Moving In Together Doesn’t Match the Financial Benefits of Marriage, but Why?

Married couples are four times as wealthy as unmarried couples who live together

Melissa Mowery and Alex Feiszli with their dog, Goose, at their home in Asheville, N.C. ROSS MARTIN FOR THE WALL STREET JOURNAL

By Julia Carpenter Updated Nov. 7, 2022 – for the Wall Street Journal

My cmnt: There are lots of reasons. From a strictly socio-economic standpoint marriage protects women and children. From a psychological standpoint it represents commitment and security. This is why divorce was taboo before the Libs pushed for and got ‘no fault’ divorce. However simply getting ‘hitched’ is not the same as having a proper (Biblical) understanding of marriage and be willing to keep one’s vows.

My cmnt: Without a society’s commitment to marriage then something else has to take that place. In the Western world that is the socialist government. But it always runs out of other people’s money. A committed husband and father will work two jobs for his family – but not for someone else’s family.

My cmnt: Societies that devalue marriage will likewise devalue children as a corollary. Children are expensive and a huge long term commitment. The generation that raises (correct is rears) them has a significant loss of money and freedom. As we throwaway the Judeo-Christian value system we had for millennia and it is replaced by godless hedonism both marriage and children will decline as the country moves slowly towards extinction.

My cmnt: The entire article can be read by clicking the WSJ link above.

A walk down the aisle can be a route to greater wealth and prosperity for couples in the U.S. Married people have higher net worths and are more likely to be homeowners than their unmarried counterparts their age are.  

The mystery, though, is why cohabitating but unmarried couples struggle to build wealth in the same way. As of 2019, the median net worth for cohabiting couples age 25 to 34 was $17,372, a quarter that of the $68,210 for married couples of that same age range, according to data from the Federal Reserve Bank of St. Louis. For singles it is $7,341.

The wealth gap between partnered and married couples is larger than one might expect, said Ana Kent, a senior researcher at the St. Louis Fed. “It’s so intriguing,” she said.

Over the past two decades, Americans are moving in together at higher rates, according to data from Pew Research Center. The share of U.S. adults who are currently married steadily declined from close to 60% in the 1990s to under half in 2019, according to Pew. Over the same period, the share of adults age 18 to 44 living with a partner climbed to 59%. 

Many young couples now approach marriage as a “capstone” event, said Andrew Cherlin, professor emeritus of sociology and public policy at Johns Hopkins University, who studies marriage. 

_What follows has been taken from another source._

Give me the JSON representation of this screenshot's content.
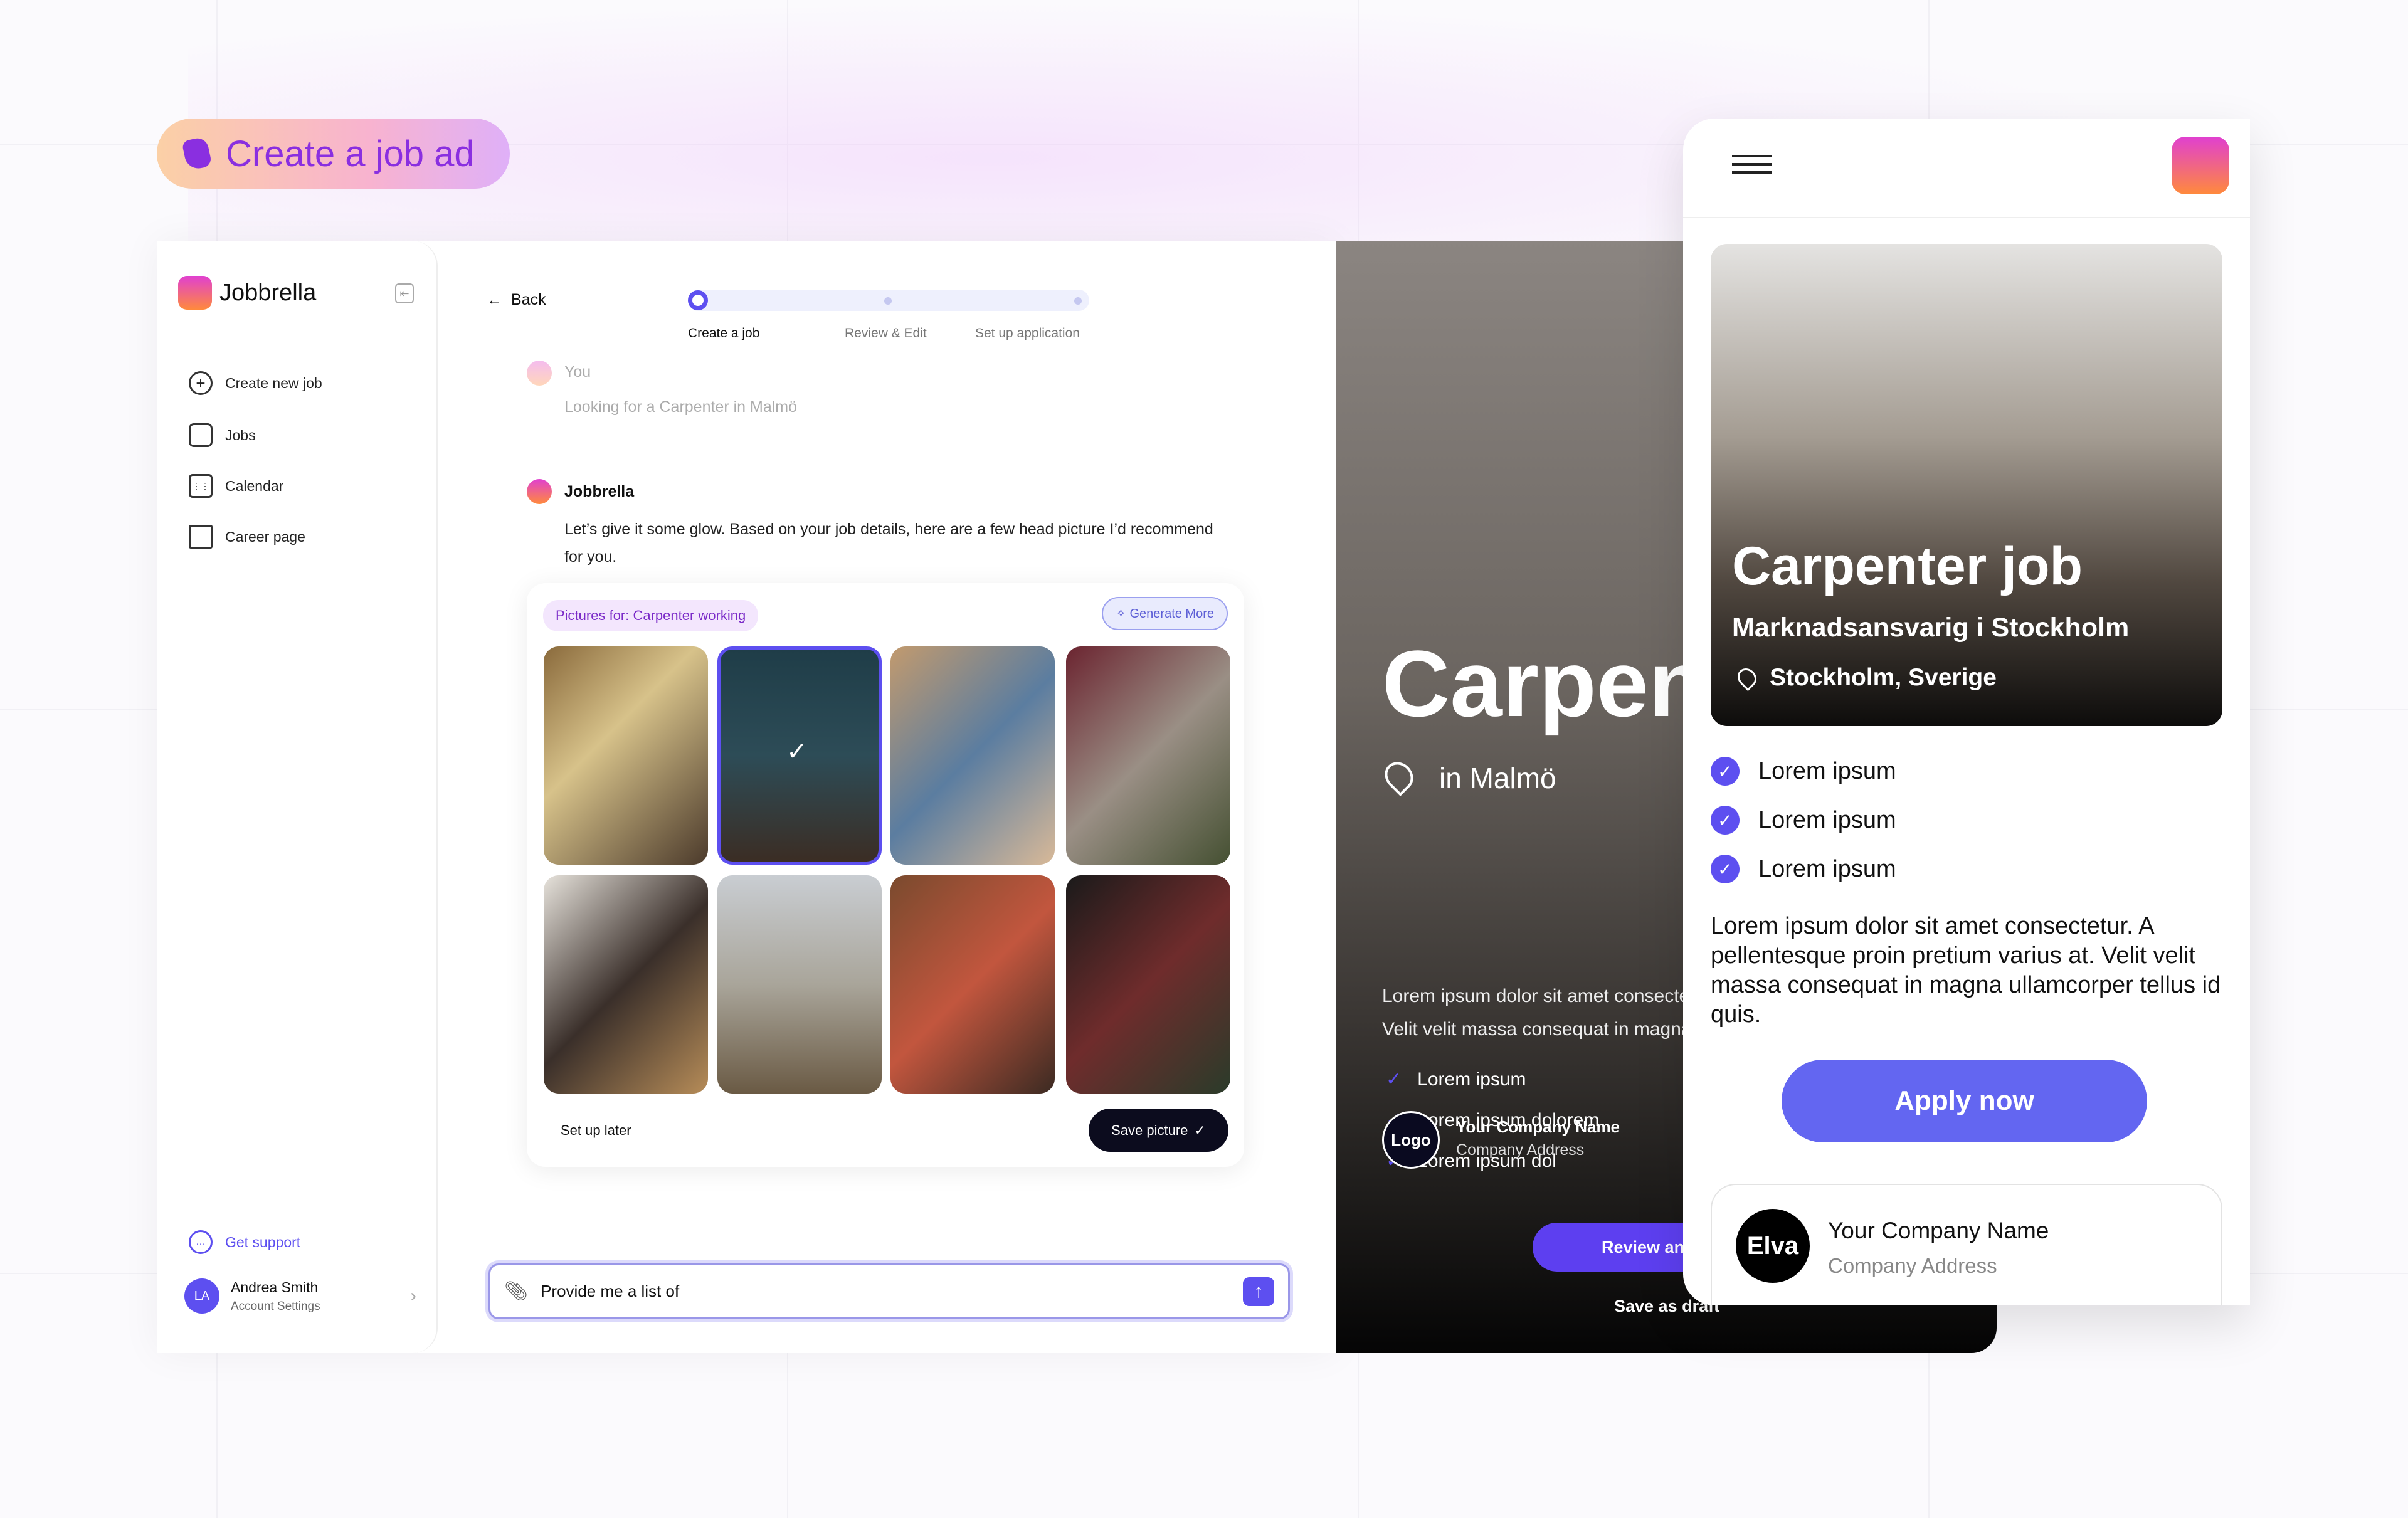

“If you build an arch, the cornerstone is the first piece you put in and the capstone is the last,” he said. “What this means is people see an economic bar they need to clear before they get married. Couples wait until they have good jobs, a car that won’t break down, maybe even a house. Then, they get married.”

Melissa Mowery, a 30-year-old communications manager in Asheville, N.C., has been with her boyfriend for five years and living together for nearly four. The two don’t share a joint bank account, but they split the cost of rent and other bills. Even so, Ms. Mowery said she can’t make sense of the financial gap between her relationship and that of married couples.

“We’re already saving a lot of money and splitting the cost on most things,” Ms. Mowery said. “I don’t understand how married couples are accumulating wealth in a way we’re not doing.” ROSS MARTIN FOR THE WALL STREET JOURNA

“We’re already saving a lot of money and splitting the cost on most things,” she said. “I don’t understand how married couples are accumulating wealth in a way we’re not doing.” 

While there are legal and tax benefits to marriage, research suggests the financial security and long-term mind-set of those who tie the knot may also be a powerful driver of wealth. More married couples pool their money—such as sharing savings accounts and investing together—to achieve certain goals, Ms. Kent said. Cohabiting couples are less likely to combine finances and investments.

Working with two incomes and combining their investments to maximize compound interest can significantly increase a couple’s financial prospects, said Emily Garbinsky, associate professor of marketing at Cornell University, who has studied couples’ financial behavior. Simply put, married people may be more likely to be on the same page financially, she said.

“Married people may be much more likely to have these conversations around what goals they have for their financial future,” she said. “There seems to be something very special and unique about deciding to share finances.” 

Unmarried couples may be less willing to commingle their money, said Prof. Garbinsky.

“Our money, our income, represents a huge part of who we are,” she said. “[Sharing] that can be scary for people, so they tend to be very protective.”

Leave a Reply

Fill in your details below or click an icon to log in: Logo

You are commenting using your account. Log Out /  Change )

Twitter picture

You are commenting using your Twitter account. Log Out /  Change )

Facebook photo

You are commenting using your Facebook account. Log Out /  Change )

Connecting to %s